The Second District Court ruled the Federal Communications Commission's current policy regarding profanity is unconstitutionally vague.
"By prohibiting all 'patently offensive' references to sex, sexual
organs and excretion without giving adequate guidance as to what 'patently offensive' means, the FCC effectively chills speech, because
broadcasters have no way of knowing what the FCC will find offensive,"ruled the New York-based court.
That was music -- expletive-free music -- to the ears of Sandra Wasson, the longtime general manager of U.C. Berkeley's KALX radio. While an FCC fine might get a shock-jock fired and displease a corporate executive, the amount of money in question would kill a college radio station.

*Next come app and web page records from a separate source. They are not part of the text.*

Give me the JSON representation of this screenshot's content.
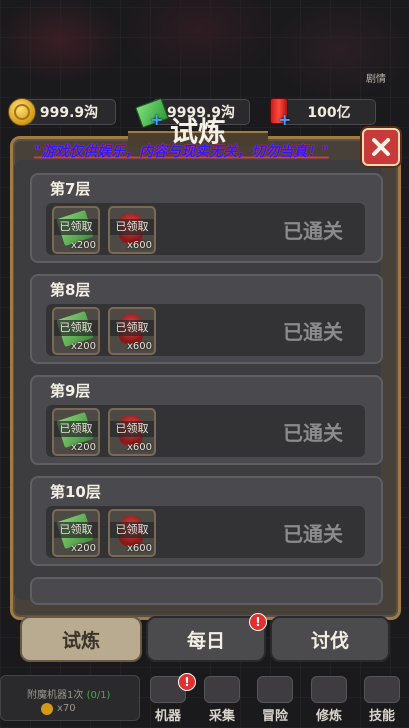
{
  "resources": [
    {
      "icon": "gold-coin-icon",
      "value": "999.9沟"
    },
    {
      "icon": "cash-bundle-icon",
      "value": "9999.9沟"
    },
    {
      "icon": "red-can-icon",
      "value": "100亿"
    }
  ],
  "side_label": "剧情",
  "panel": {
    "title": "试炼",
    "disclaimer": "\"游戏仅供娱乐，内容与现实无关，切勿当真！\"",
    "floors": [
      {
        "name": "第7层",
        "rewards": [
          {
            "type": "cash",
            "status": "已领取",
            "qty": "x200"
          },
          {
            "type": "red-bag",
            "status": "已领取",
            "qty": "x600"
          }
        ],
        "status": "已通关"
      },
      {
        "name": "第8层",
        "rewards": [
          {
            "type": "cash",
            "status": "已领取",
            "qty": "x200"
          },
          {
            "type": "red-bag",
            "status": "已领取",
            "qty": "x600"
          }
        ],
        "status": "已通关"
      },
      {
        "name": "第9层",
        "rewards": [
          {
            "type": "cash",
            "status": "已领取",
            "qty": "x200"
          },
          {
            "type": "red-bag",
            "status": "已领取",
            "qty": "x600"
          }
        ],
        "status": "已通关"
      },
      {
        "name": "第10层",
        "rewards": [
          {
            "type": "cash",
            "status": "已领取",
            "qty": "x200"
          },
          {
            "type": "red-bag",
            "status": "已领取",
            "qty": "x600"
          }
        ],
        "status": "已通关"
      }
    ]
  },
  "tabs": [
    {
      "label": "试炼",
      "active": true
    },
    {
      "label": "每日",
      "active": false,
      "badge": "!"
    },
    {
      "label": "讨伐",
      "active": false
    }
  ],
  "bottom": {
    "info_text": "附魔机器1次",
    "info_progress": "(0/1)",
    "info_reward": "x70",
    "nav": [
      {
        "label": "机器",
        "badge": "!"
      },
      {
        "label": "采集",
        "badge": ""
      },
      {
        "label": "冒险",
        "badge": ""
      },
      {
        "label": "修炼",
        "badge": ""
      },
      {
        "label": "技能",
        "badge": ""
      }
    ]
  },
  "colors": {
    "frame": "#a17c42",
    "disclaimer_text": "#2a1aff",
    "disclaimer_underline": "#ff2b2b",
    "close_button": "#c83a3a",
    "tab_active": "#b9ab90",
    "status_text": "#8b8b8e"
  }
}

The $5,000 or $10,000 fines student DJs were warned about even a decade ago have now swollen to $325,000 and even $3 million infractions.
Not having to worry about that would be a relief for Wasson -- but don't expect to hear George Carlin on KALX anytime soon. "At this point, I'm very cautiously optimistic," she says. "But I don't think we're going to change our policies until the Supreme Court [rules] or refuses to hear it."
And, even then, don't expect to hear news broadcasters, DJs, and musicians cursing up a storm on-air. Tuesday's ruling simply stated that the FCC's policy was too vague -- which is a big deal when hundreds of thousands or even millions are on the line. Now, Wasson notes, they'll just do a better job of defining what's obscene and what isn't.
Finally, while KALX has never been hit with an FCC fine during Wasson's 20 years on the job, U.C. Santa Barbara's KCSB was dinged back in 1987 for playing a song called "Makin' Bacon" by the Pork Dukes.